Most of the news reports say something about the floods being a part of the greater global warming trend.

 Is extreme weather due to climate change?

With parts of Europe baking in a heatwave, while parts of England are experiencing their worst flooding for 60 years, it is tempting to ascribe this extreme weather to climate change.   But climate scientists are reluctant to make this link.  “You can say that due to the Earth getting warmer there will be on average more extreme events,” said Dr Malcolm Haylock, an expert on climate extremes, “but you can’t attribute any specific event to climate change.”

Some are connecting global warming to the recent heatwaves rocking Greece, Hungary, and Romania. 

Up to 500 people have died in the past week from a heatwave in Hungary, a top health official has said… Some 30 people have also died in the heatwave in neighbouring Romania.

I’m sure that there are not enough celebrities who are talking about this.

2 comments to Flooding in England, Heatwaves in Hungary: Global Warming Warnings?

  • From looking at the news, you would think Great Britain had never flooded before. England is an island that receives tons of rain every year and is frankly prone to flooding. Historic floods happened in 1763, 1767, 1875, 1877, 1891, 1897 and 1946 according to the British Hydrological Society.

    http://www.dundee.ac.uk/geography/cbhe/

    Geologists actually believe that England was created from a megaflood about 180,000 years ago.

    http://www.guardian.co.uk/science/2007/jul/18/geography.geology

  • The problem with the climate change argument is that the difference in temperature (less than one degree celsius over 100 years) would not have made a significant affect on weather activity.

    It would be like dropping a bowling ball with a paperclip taped to it on your foot and saying the reason your foot broke was because of the paperclip.

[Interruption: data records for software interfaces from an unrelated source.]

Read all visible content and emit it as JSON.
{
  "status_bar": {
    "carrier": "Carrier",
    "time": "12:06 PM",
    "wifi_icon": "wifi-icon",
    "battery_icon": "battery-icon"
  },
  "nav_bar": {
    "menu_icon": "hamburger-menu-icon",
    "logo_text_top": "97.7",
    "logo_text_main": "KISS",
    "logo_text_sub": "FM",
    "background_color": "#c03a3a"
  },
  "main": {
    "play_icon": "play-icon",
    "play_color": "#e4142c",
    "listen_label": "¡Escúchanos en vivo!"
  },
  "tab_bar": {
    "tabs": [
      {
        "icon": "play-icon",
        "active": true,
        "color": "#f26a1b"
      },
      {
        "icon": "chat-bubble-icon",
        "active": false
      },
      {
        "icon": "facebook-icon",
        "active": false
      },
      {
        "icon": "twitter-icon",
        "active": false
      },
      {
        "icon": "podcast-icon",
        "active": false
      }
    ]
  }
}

    The world goes through extreme weather even without human intervention. According to the British Hydrological Society’s event page, England has had six catastrophic floods in the past 200 years.

    http://www.dundee.ac.uk/geography/cbhe/

    Again, heatwaves while uncommon to Eastern Europe are not unheard of. In this case, the extreme temperature appear to be due to the jet stream pulling warmer air from Africa up into south-eastern Europe.

    http://www.signs-of-the-times.org/articles/show/137042-Hungary heatwave kills hundreds